Concerns over AI seem to fall into two main categories: the impacts on our economy and the impacts on our society.  

Recent polling shows that Americans are optimistic about the potential for AI to benefit businesses. 66% of Americans believe that Big Companies will be the biggest beneficiaries of this new technology. Afterall, AI can empower greater productivity rates and boost bottom lines. Significant pluralities are optimistic that AI will have a positive impact on the way we learn, work, and access information, most notably, a majority of the general public is favorable towards the use of AI to increase the accuracy of medical diagnoses.  

But Americans are also concerned about AI’s potential disruptive effects on the job market for the middle class. Greater productivity allows companies to do more with fewer resources – which could make some jobs obsolete. 

Americans are also concerned with the potential for AI to cause significant disruptions to the security of online information and systems.  In fact – in recent IPSOS polling – this is the only category (information security) in which Americans believe that AI will have a net negative impact.  

When it comes to the impact on society, there’s the potential for groups to become marginalized. There have already been numerous studies about how facial recognition software (a form of AI) doesn’t accurately “see” people of color.  

And as we look at AI’s potential impact on societal interactions, we see concerns grow. There is a general lack of comfort with allowing AI to model people in ways that impact real life (e.g. who is approved for a mortgage loan and who is not.)

There’s also a generational gap when we look at perceptions of AI. Americans are MUCH more likely to say that AI will benefit younger generations. As AI becomes more prevalent in our daily lives, Americans are concerned that older adults may get left behind.  

What can we do with this information?

Given simultaneous excitement for and fear of AI, it’s important to remember that many opinions on AI are still actively forming. Roughly a quarter of adults are unsure of the impact AI will have on areas like public transit, climate change, school curriculum, allocation of government funds or modeling for things like loan eligibility.
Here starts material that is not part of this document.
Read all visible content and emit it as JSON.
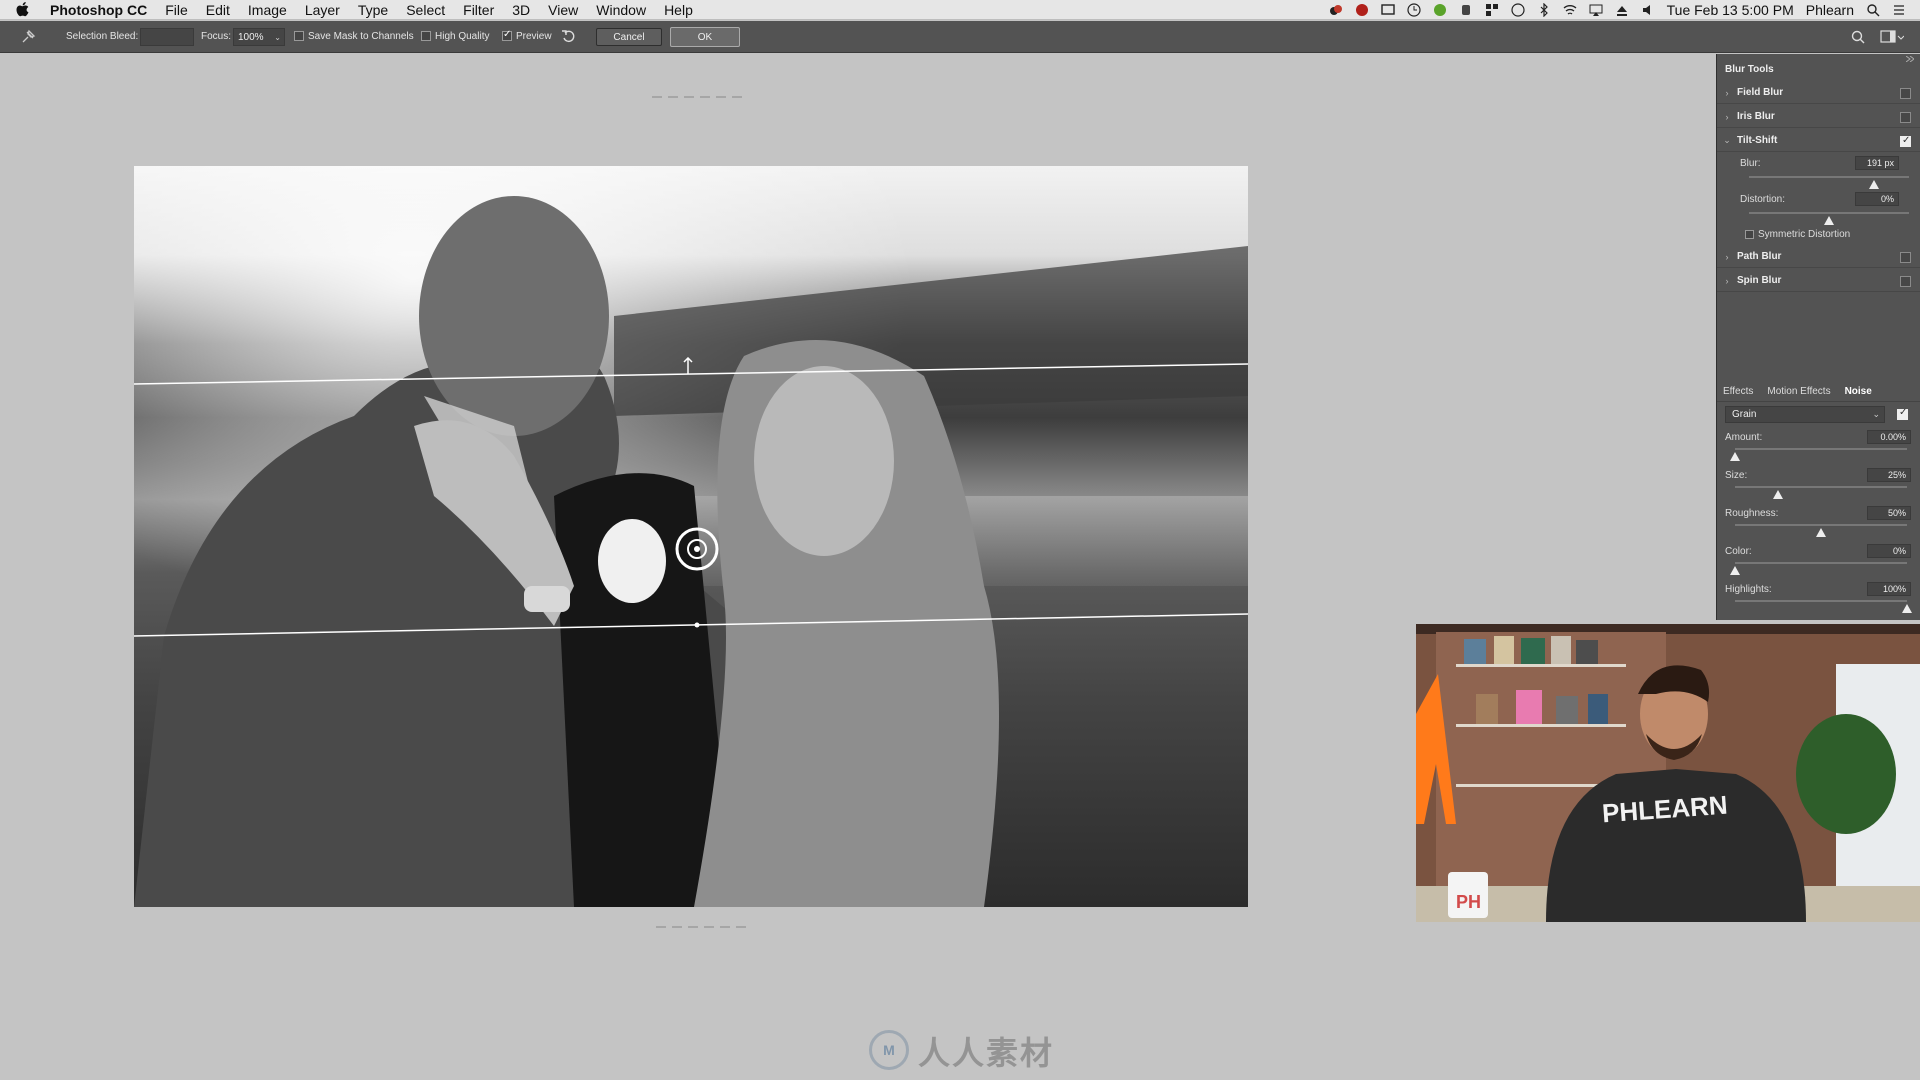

This presents an opportunity for interested parties to shape AI’s narrative about its uses and impacts – both positively and negatively.  

More than three-quarters of Americans are ready for bipartisan common sense policy guidelines to help regulate how AI is used. Two thirds want regulation that helps people whose jobs are threatened by AI. Sixty-three percent want to establish a liability regime for consumer fraud using AI. And about six-in-ten support protections for people who may face discrimination from AI models.  

That said, there is little clarity about who should enact these regulations. About a quarter want an entirely new AI department to be created within the federal government, while only about 12% believe this is within the jurisdiction of Congress. Moreover, a plurality of voters don’t think that AI can be regulated at all. 

What is clear is that American sentiment on AI is still forming. Most have heard of AI, but many don’t know exactly what to think, or how they might be advantaged or disadvantaged as adoption of the new technology spreads. Smart policy solutions can help mitigate negative effects.